Items from an interface collection

..........

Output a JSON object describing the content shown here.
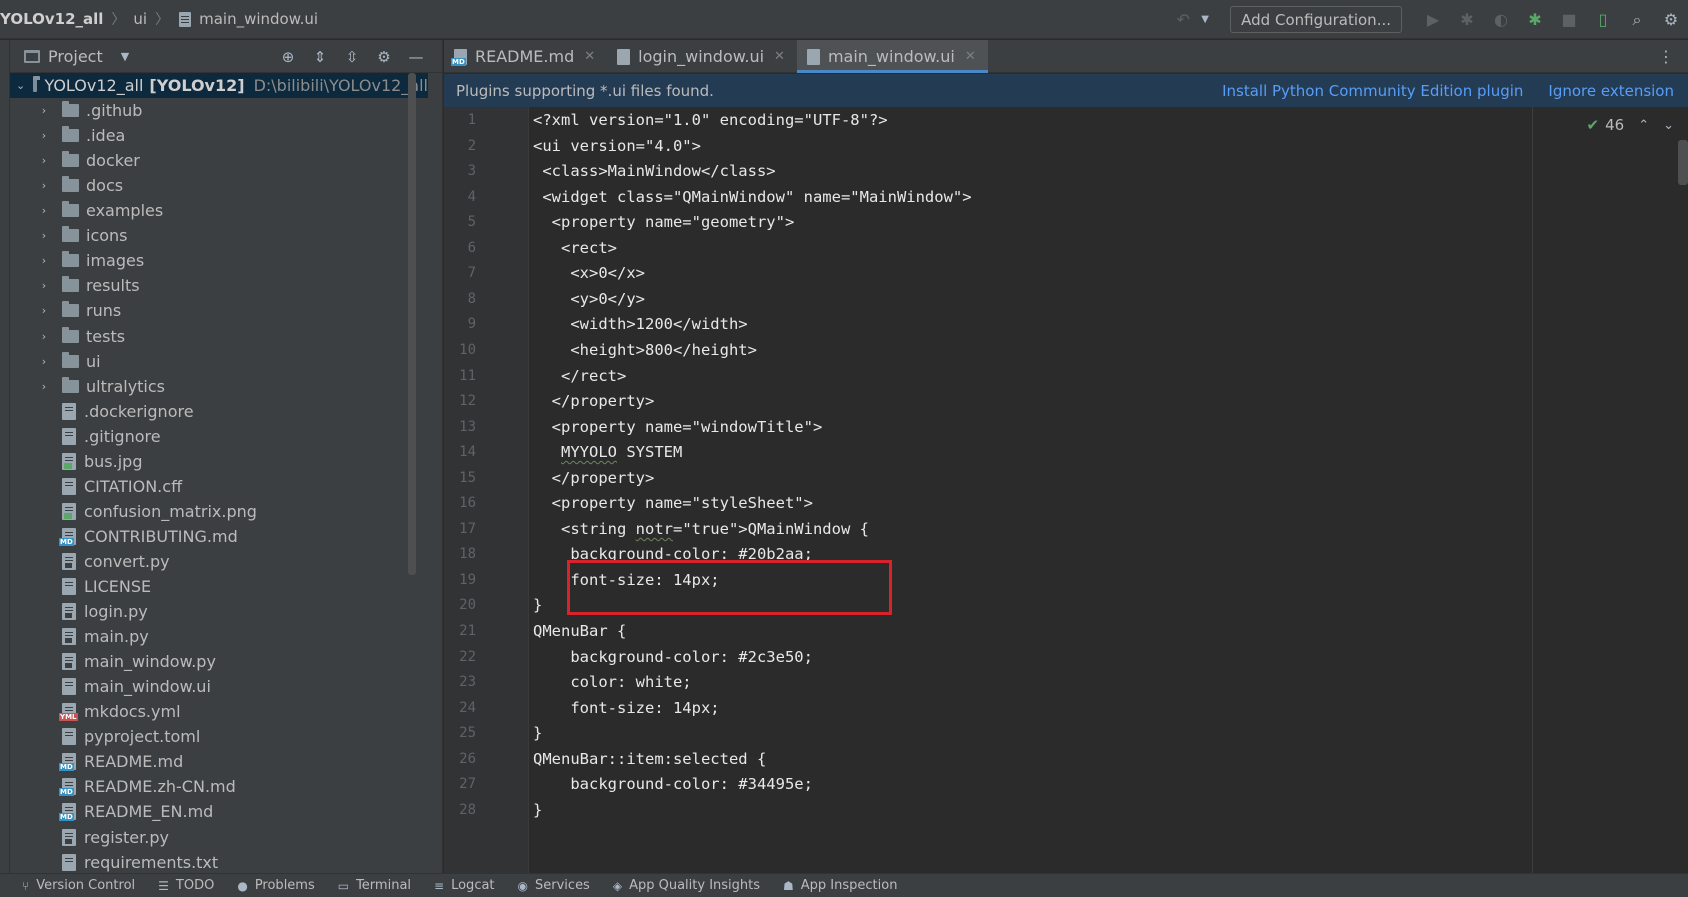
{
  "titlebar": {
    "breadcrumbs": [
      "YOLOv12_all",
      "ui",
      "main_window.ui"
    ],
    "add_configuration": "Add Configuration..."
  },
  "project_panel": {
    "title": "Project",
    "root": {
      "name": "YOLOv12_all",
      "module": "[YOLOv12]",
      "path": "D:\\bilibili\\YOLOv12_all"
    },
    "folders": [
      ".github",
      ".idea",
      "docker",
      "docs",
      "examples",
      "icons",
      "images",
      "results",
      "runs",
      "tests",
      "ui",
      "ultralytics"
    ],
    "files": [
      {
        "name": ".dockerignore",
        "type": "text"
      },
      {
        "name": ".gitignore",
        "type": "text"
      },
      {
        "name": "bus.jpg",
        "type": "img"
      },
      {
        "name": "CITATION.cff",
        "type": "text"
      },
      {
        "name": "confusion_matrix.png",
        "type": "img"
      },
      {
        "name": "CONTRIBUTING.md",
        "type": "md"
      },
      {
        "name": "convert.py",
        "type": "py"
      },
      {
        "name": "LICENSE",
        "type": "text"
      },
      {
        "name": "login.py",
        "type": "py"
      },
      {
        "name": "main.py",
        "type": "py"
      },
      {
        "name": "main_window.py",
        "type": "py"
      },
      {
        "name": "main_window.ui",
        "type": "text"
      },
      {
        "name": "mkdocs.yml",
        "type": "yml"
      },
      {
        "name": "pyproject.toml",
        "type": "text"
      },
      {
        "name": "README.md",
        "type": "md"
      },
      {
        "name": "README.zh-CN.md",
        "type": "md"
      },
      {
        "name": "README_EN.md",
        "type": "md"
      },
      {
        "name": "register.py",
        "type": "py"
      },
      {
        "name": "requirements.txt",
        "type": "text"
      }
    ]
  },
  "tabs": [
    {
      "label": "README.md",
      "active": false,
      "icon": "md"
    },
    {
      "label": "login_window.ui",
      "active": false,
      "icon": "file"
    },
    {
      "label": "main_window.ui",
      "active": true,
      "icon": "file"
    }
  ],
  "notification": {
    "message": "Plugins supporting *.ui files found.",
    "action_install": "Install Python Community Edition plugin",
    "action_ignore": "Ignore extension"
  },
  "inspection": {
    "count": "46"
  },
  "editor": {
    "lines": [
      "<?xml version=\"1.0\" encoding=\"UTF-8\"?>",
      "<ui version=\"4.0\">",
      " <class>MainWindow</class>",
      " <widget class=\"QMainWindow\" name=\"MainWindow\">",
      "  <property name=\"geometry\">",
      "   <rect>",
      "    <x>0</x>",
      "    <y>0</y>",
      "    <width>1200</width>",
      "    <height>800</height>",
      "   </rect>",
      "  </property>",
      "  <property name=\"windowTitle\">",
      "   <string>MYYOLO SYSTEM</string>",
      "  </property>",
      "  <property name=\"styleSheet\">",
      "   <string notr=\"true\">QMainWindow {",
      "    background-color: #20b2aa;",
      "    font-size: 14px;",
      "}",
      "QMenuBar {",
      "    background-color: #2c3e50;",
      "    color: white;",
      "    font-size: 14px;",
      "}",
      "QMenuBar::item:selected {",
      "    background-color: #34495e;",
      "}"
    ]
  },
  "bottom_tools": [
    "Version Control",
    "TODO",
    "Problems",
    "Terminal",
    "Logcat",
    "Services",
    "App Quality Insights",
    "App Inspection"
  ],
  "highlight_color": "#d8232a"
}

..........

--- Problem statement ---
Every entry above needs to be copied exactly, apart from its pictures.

--- Output for this task ---
Output a JSON object describing the content shown here.
{
  "titlebar": {
    "breadcrumbs": [
      "YOLOv12_all",
      "ui",
      "main_window.ui"
    ],
    "add_configuration": "Add Configuration..."
  },
  "project_panel": {
    "title": "Project",
    "root": {
      "name": "YOLOv12_all",
      "module": "[YOLOv12]",
      "path": "D:\\bilibili\\YOLOv12_all"
    },
    "folders": [
      ".github",
      ".idea",
      "docker",
      "docs",
      "examples",
      "icons",
      "images",
      "results",
      "runs",
      "tests",
      "ui",
      "ultralytics"
    ],
    "files": [
      {
        "name": ".dockerignore",
        "type": "text"
      },
      {
        "name": ".gitignore",
        "type": "text"
      },
      {
        "name": "bus.jpg",
        "type": "img"
      },
      {
        "name": "CITATION.cff",
        "type": "text"
      },
      {
        "name": "confusion_matrix.png",
        "type": "img"
      },
      {
        "name": "CONTRIBUTING.md",
        "type": "md"
      },
      {
        "name": "convert.py",
        "type": "py"
      },
      {
        "name": "LICENSE",
        "type": "text"
      },
      {
        "name": "login.py",
        "type": "py"
      },
      {
        "name": "main.py",
        "type": "py"
      },
      {
        "name": "main_window.py",
        "type": "py"
      },
      {
        "name": "main_window.ui",
        "type": "text"
      },
      {
        "name": "mkdocs.yml",
        "type": "yml"
      },
      {
        "name": "pyproject.toml",
        "type": "text"
      },
      {
        "name": "README.md",
        "type": "md"
      },
      {
        "name": "README.zh-CN.md",
        "type": "md"
      },
      {
        "name": "README_EN.md",
        "type": "md"
      },
      {
        "name": "register.py",
        "type": "py"
      },
      {
        "name": "requirements.txt",
        "type": "text"
      }
    ]
  },
  "tabs": [
    {
      "label": "README.md",
      "active": false,
      "icon": "md"
    },
    {
      "label": "login_window.ui",
      "active": false,
      "icon": "file"
    },
    {
      "label": "main_window.ui",
      "active": true,
      "icon": "file"
    }
  ],
  "notification": {
    "message": "Plugins supporting *.ui files found.",
    "action_install": "Install Python Community Edition plugin",
    "action_ignore": "Ignore extension"
  },
  "inspection": {
    "count": "46"
  },
  "editor": {
    "lines": [
      "<?xml version=\"1.0\" encoding=\"UTF-8\"?>",
      "<ui version=\"4.0\">",
      " <class>MainWindow</class>",
      " <widget class=\"QMainWindow\" name=\"MainWindow\">",
      "  <property name=\"geometry\">",
      "   <rect>",
      "    <x>0</x>",
      "    <y>0</y>",
      "    <width>1200</width>",
      "    <height>800</height>",
      "   </rect>",
      "  </property>",
      "  <property name=\"windowTitle\">",
      "   <string>MYYOLO SYSTEM</string>",
      "  </property>",
      "  <property name=\"styleSheet\">",
      "   <string notr=\"true\">QMainWindow {",
      "    background-color: #20b2aa;",
      "    font-size: 14px;",
      "}",
      "QMenuBar {",
      "    background-color: #2c3e50;",
      "    color: white;",
      "    font-size: 14px;",
      "}",
      "QMenuBar::item:selected {",
      "    background-color: #34495e;",
      "}"
    ]
  },
  "bottom_tools": [
    "Version Control",
    "TODO",
    "Problems",
    "Terminal",
    "Logcat",
    "Services",
    "App Quality Insights",
    "App Inspection"
  ],
  "highlight_color": "#d8232a"
}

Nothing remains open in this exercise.